Why you should probably be using Single() rather than First()

August 2, 2014

One thing I run into a lot when reviewing C# code that uses LINQ is that we developers tend to gravitate towards using First() rather than Single(), even though that’s almost never what we actually want.

Both operate on a collection and return one element from it. Both throw if no element is found. If you don’t want to throw when no element is found, both can be called as SingleOrDefault() or FirstOrDefault() which returns a default value  instead of throwing when no element is found.

But the two methods behave very differently in one simple regard: Single() throws if more than one item is matched, and First() doesn’t.

Consider the following  just-work-with-me-here-I-know-it-would-have-other-problems-in-the-real-world-example, where you’re trying to reset the password of a user with a given email address.

var user = usersQueryable.First(user => user.EmailAddress == “John.Doe@fake.com”);

If you’ve got two users with the same email address, you’ve got a problem. You just reset the first one’s email address, but who was first? Was it the person you intended? Maybe, maybe not. You have no way of knowing.

Well, that’s terrific, Derek, but if we really could have multiple people with the same email address, I wouldn’t be looking up by it, so that’s a stupid example. Our email addresses have a unique constraint in the database, so this code would work just fine for me!

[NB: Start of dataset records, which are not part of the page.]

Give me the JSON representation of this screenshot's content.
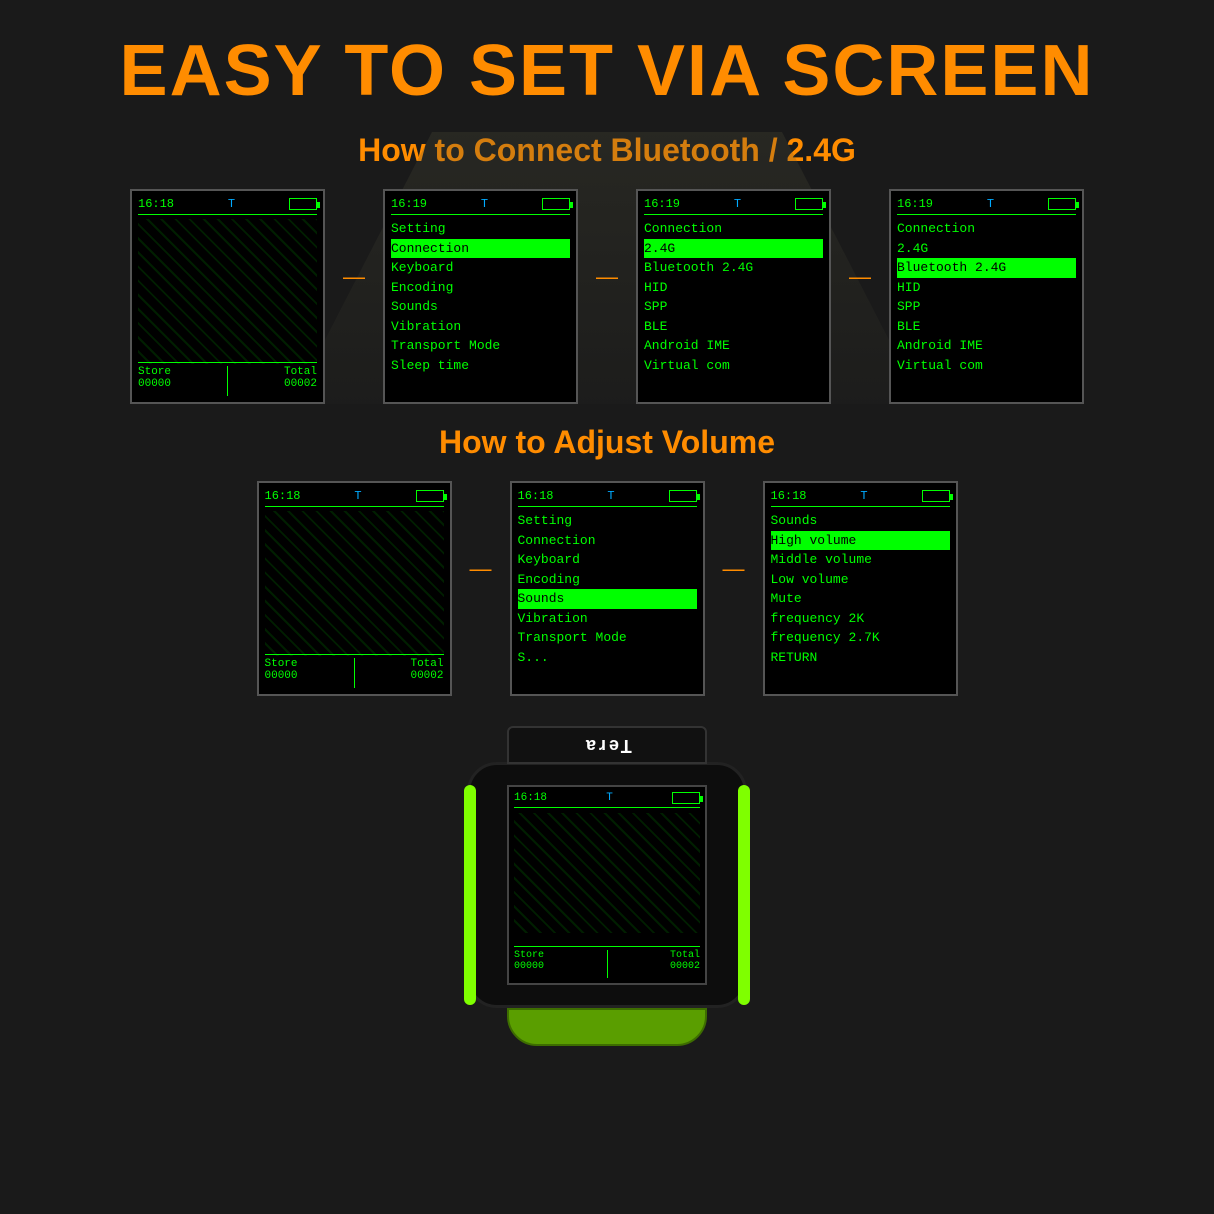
{
  "page": {
    "main_title": "EASY TO SET VIA SCREEN",
    "section1_title": "How to Connect Bluetooth / 2.4G",
    "section2_title": "How to Adjust Volume"
  },
  "screens_bluetooth": [
    {
      "id": "bt_screen1",
      "time": "16:18",
      "t": "T",
      "empty": true,
      "footer": {
        "store_label": "Store",
        "store_val": "00000",
        "total_label": "Total",
        "total_val": "00002"
      }
    },
    {
      "id": "bt_screen2",
      "time": "16:19",
      "t": "T",
      "empty": false,
      "lines": [
        {
          "text": "Setting",
          "highlighted": false
        },
        {
          "text": "Connection",
          "highlighted": true
        },
        {
          "text": "Keyboard",
          "highlighted": false
        },
        {
          "text": "Encoding",
          "highlighted": false
        },
        {
          "text": "Sounds",
          "highlighted": false
        },
        {
          "text": "Vibration",
          "highlighted": false
        },
        {
          "text": "Transport Mode",
          "highlighted": false
        },
        {
          "text": "Sleep time",
          "highlighted": false
        }
      ]
    },
    {
      "id": "bt_screen3",
      "time": "16:19",
      "t": "T",
      "empty": false,
      "lines": [
        {
          "text": "Connection",
          "highlighted": false
        },
        {
          "text": "2.4G",
          "highlighted": true
        },
        {
          "text": "Bluetooth 2.4G",
          "highlighted": false
        },
        {
          "text": "HID",
          "highlighted": false
        },
        {
          "text": "SPP",
          "highlighted": false
        },
        {
          "text": "BLE",
          "highlighted": false
        },
        {
          "text": "Android IME",
          "highlighted": false
        },
        {
          "text": "Virtual com",
          "highlighted": false
        }
      ]
    },
    {
      "id": "bt_screen4",
      "time": "16:19",
      "t": "T",
      "empty": false,
      "lines": [
        {
          "text": "Connection",
          "highlighted": false
        },
        {
          "text": "2.4G",
          "highlighted": false
        },
        {
          "text": "Bluetooth 2.4G",
          "highlighted": true
        },
        {
          "text": "HID",
          "highlighted": false
        },
        {
          "text": "SPP",
          "highlighted": false
        },
        {
          "text": "BLE",
          "highlighted": false
        },
        {
          "text": "Android IME",
          "highlighted": false
        },
        {
          "text": "Virtual com",
          "highlighted": false
        }
      ]
    }
  ],
  "screens_volume": [
    {
      "id": "vol_screen1",
      "time": "16:18",
      "t": "T",
      "empty": true,
      "footer": {
        "store_label": "Store",
        "store_val": "00000",
        "total_label": "Total",
        "total_val": "00002"
      }
    },
    {
      "id": "vol_screen2",
      "time": "16:18",
      "t": "T",
      "empty": false,
      "lines": [
        {
          "text": "Setting",
          "highlighted": false
        },
        {
          "text": "Connection",
          "highlighted": false
        },
        {
          "text": "Keyboard",
          "highlighted": false
        },
        {
          "text": "Encoding",
          "highlighted": false
        },
        {
          "text": "Sounds",
          "highlighted": true
        },
        {
          "text": "Vibration",
          "highlighted": false
        },
        {
          "text": "Transport Mode",
          "highlighted": false
        },
        {
          "text": "S...",
          "highlighted": false
        }
      ]
    },
    {
      "id": "vol_screen3",
      "time": "16:18",
      "t": "T",
      "empty": false,
      "lines": [
        {
          "text": "Sounds",
          "highlighted": false
        },
        {
          "text": "High volume",
          "highlighted": true
        },
        {
          "text": "Middle volume",
          "highlighted": false
        },
        {
          "text": "Low volume",
          "highlighted": false
        },
        {
          "text": "Mute",
          "highlighted": false
        },
        {
          "text": "frequency 2K",
          "highlighted": false
        },
        {
          "text": "frequency 2.7K",
          "highlighted": false
        },
        {
          "text": "RETURN",
          "highlighted": false
        }
      ]
    }
  ],
  "device_screen": {
    "time": "16:18",
    "t": "T",
    "footer": {
      "store_label": "Store",
      "store_val": "00000",
      "total_label": "Total",
      "total_val": "00002"
    }
  },
  "device_brand": "Tera"
}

Well, that’s true. It will work just fine. But if what you just described is the case, that’s exactly why you should be using Single()… it makes that assumption explicit in your code! You’re advertising to everyone that you do not expect there to ever be more than one matching user. If the back-end ever changes out from under you, such as now allowing users to have multiple accounts tied to the same email address, it will almost always be best if your code starts throwing exceptions due to its now-incorrect assumption rather than performing operations on what is perhaps the wrong user. Exceptions are easy to debug, are more likely to get spotted by system or unit tests, and give you the feedback that something is wrong very quickly. Users complaining that their password sometimes randomly seems to get reset is less easy to debug, less likely to be caught by automated testing, and may go unnoticed for quite a while.

There are cases when First() is appropriate, such as when you want the first item in a list but don’t particularly care what it is (such as automatically selecting the first item of a drop-down list when a user first hits a page), but in the majority of the cases I see in the projects I’ve worked on where there is some kind of predicate passed in, Single() is really what we want.

Make sure you know which you want, and use the one that matches your expectations.